The move, intended to settle the interbank market and debilitate speculators by reinforcing the naira at the parallel market, would likewise give back all rates to close joining.
As indicated by him, the bank now offers dollar closeout to the BDCs just on Tuesdays to diminish calculated challenges, while they will, from today, be offered $10,000 each for resale to end clients.
“CBN’s fixation on a stable foreign exchange rate implies it will need to sustain its interventions to contain the parallel market premium. We estimate reserves will begin to fall when the CBN’s quarterly injections exceed $3.7 billion.
“We consider this ‘convergence optics’ a signal that a naira devaluation is in the offing. In reducing the parallel market premium (N380/$ vs. N520/$), we believe the CBN is hoping the market is now less inclined to think the naira should be at NGN500/$.
“Nigeria’s oil receipts – the country’s biggest source of foreign exchange – by far, will be a key determinant of how much the CBN can inject into the market, while keeping reserves flat,” the sub-Saharan Africa Economist at RenCap, Yvonne Mhango, said.

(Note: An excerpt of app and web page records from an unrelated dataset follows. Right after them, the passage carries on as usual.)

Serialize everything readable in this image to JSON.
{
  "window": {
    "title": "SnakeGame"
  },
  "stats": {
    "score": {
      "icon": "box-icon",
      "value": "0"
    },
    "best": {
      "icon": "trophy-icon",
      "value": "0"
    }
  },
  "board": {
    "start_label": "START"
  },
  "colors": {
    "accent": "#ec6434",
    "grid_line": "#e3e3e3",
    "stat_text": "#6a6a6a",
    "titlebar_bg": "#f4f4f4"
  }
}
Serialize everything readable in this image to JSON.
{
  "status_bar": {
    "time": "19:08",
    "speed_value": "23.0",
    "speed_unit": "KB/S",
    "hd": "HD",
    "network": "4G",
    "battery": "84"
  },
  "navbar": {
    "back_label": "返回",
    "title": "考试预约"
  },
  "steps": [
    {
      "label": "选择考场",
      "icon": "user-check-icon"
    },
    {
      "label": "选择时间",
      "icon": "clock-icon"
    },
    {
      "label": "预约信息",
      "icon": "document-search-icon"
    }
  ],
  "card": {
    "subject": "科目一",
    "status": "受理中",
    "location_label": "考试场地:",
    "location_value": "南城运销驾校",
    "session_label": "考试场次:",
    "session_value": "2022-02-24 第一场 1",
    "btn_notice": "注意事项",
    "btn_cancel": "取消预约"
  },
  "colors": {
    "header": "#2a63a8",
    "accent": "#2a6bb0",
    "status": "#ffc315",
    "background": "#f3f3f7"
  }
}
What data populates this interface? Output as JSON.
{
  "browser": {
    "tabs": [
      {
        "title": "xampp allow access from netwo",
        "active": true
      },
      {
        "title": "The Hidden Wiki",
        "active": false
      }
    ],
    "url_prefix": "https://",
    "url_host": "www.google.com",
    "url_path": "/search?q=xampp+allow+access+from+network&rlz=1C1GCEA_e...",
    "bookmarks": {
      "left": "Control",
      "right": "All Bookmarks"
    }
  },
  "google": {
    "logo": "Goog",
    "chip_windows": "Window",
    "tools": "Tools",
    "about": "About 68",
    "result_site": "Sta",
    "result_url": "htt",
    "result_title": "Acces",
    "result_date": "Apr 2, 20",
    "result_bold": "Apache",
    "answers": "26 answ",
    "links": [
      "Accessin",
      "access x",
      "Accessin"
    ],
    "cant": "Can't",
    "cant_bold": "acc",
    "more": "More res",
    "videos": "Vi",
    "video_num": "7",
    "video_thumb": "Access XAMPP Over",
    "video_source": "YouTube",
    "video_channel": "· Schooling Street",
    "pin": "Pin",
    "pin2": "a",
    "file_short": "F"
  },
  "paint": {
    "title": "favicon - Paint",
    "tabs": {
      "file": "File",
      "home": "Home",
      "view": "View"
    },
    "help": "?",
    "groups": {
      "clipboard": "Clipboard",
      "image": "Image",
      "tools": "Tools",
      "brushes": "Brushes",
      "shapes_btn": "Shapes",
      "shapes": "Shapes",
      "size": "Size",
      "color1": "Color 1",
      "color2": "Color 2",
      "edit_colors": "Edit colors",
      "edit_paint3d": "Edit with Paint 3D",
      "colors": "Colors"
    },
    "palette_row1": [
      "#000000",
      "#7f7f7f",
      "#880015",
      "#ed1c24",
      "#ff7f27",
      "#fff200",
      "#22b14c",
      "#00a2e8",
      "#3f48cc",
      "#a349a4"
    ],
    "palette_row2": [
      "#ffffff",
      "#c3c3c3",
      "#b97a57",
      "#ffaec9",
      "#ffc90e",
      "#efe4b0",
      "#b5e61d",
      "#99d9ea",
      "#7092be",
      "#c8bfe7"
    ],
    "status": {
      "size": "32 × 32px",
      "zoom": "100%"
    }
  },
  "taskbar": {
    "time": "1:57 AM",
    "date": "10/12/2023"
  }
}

Be that as it may, in view of suspicions of oil value projection of $55 per barrel for 2017 and the present level of reserves, the pinnacle bank is repeating its preparation to manage endeavors at balancing out the local currency and costs across the country.